Intro: Skull Pumpkin
Carve a spooky 3-D skull out of a pumpkin!
Step 1: Pumpkin Shopping, Permanent Marker
You'll need to hunt for your pumpkin in a place with weird-shaped pumpkins, which (as I mention in my Life-Size Skeleton instructable) probably isn't your local supermarket...
You need a pear shaped, head-sized gourd. It can be shaped like a pear or a lightbulb, as long as it's got a nice round chunk where one might keep one's brains, and a narrower area that might serve as a jawbone. Often a pear-shaped pumpkin will be a bit skewed to one side: these are especially good for our sinister purposes.
Pick up the candidates. Recite some Shakespearian Yorick-related verses. Think "skull." If at some point this process gives you either the willies or the creeps, then you've probably found the right pumpkin.
Take it home and rub your hands together, cackling, and bust out your permanent marker.
Draw out your shapes, using photos, toy skulls, or actual skulls if you have them laying around.
Step 2: The First Cut Is the Deepest
Cut along the jawbone, and around the entire pumpkin. You're defining the "line" where the neck meets the skull here.
Now, scoop out the brains.
It's impressive how skull-ish your creation can look immediately after this step!
Step 3: Think "Planes..."
As you carve your skull, keep in mind that you're trying to create the illusion of depth. Real skulls don't actually have "holes" all the way through for the eyes; they have almost conical indentations that hold the eyeballs.
In "2-D" pumpkin carving, you can just cut out a hole and you're done. But here in 3-D land, you want to finesse it a bit: make angled cuts into the eye as shown in the photo. You'll still end up with a hole for the eye, but the angled surfaces you've created help to set up the other parts of the skull.
Same idea with the jaw: thinking sculpturally, use shallow cuts (you can always go deeper later) which "imply" depth, because they look like they are "in front" of other features.

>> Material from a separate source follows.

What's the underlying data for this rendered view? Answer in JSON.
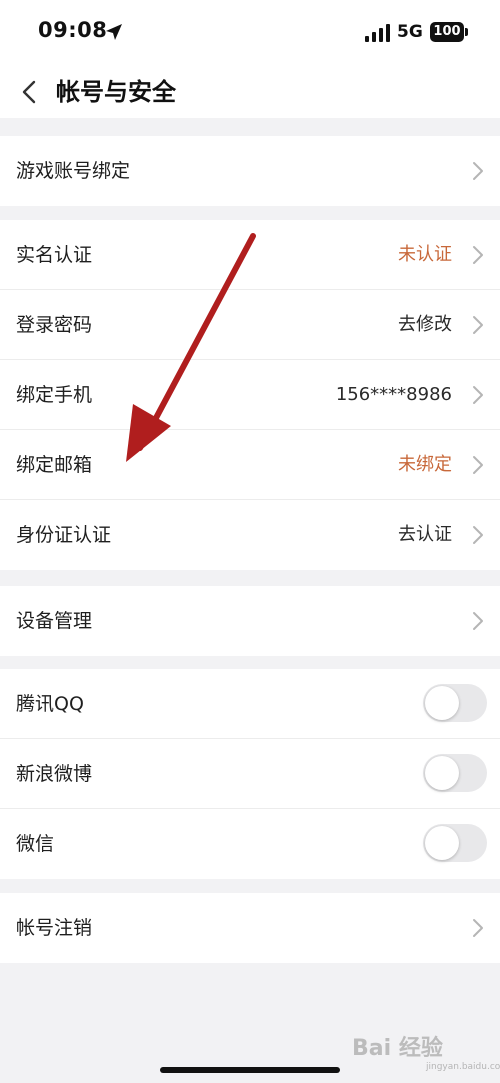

Barely scrape off the skin on the highest surface of the cheekbone, but dig all the way in underneath it. there is an almost triangular "hole" created by the middle of the jaw (see photo). Again, use reference materials to get the surfaces right.
Step 4: More Planing
Get all of the surfaces to their approximate depths. Again, remember that it's all illusion: you'd need a completely solid pumpkin to be truly accurate; you're stuck with one or two inches worth of depth.
Notice: the eye hole in this photo looks kind of odd. Leave it that way for now; the final shape of that hole is where most of it's personality lives, so it's really a "final touch."
Step 5: Start Smoothing
After you have your rough shapes, start smoothing them out: When you make two adjacent cuts, you get two smooth, flat planes, with a ridge or "facet" between them. If you slice that off, you get two smaller facets...
Do that first, then use the dull edge of your knife to press down the pointed edge. Pumpkin cooperates well with this; it smooths right out and looks nice and bony.
Now, do the eye. Slight variations in the shape of the eye really affect the skull's "attitude," so carve carefully. Shoot for either good symmetry, or extreme asymmetry; anything in between sends a muddled message.
Step 6: Finish, and Display!
Smooth him out, peel off as much orange as you want.
If you peel it all off, nobody can tell it's a pumpkin... if that's one of your goals, so be it. Otherwise, I suggest leaving a bit of skin, stem... it's a few notches more disturbing that way.
Make a stand with a CD/DVD spindle, some crumpled plastic bags, and some black duct tape.
Or dangle your skull from a wire.
Or, place it on top of your complete skeleton.
Candles don't do much for it really, but that conventional pumpkin technology works too.
I've had these decay in a few days, and last a year when dried properly...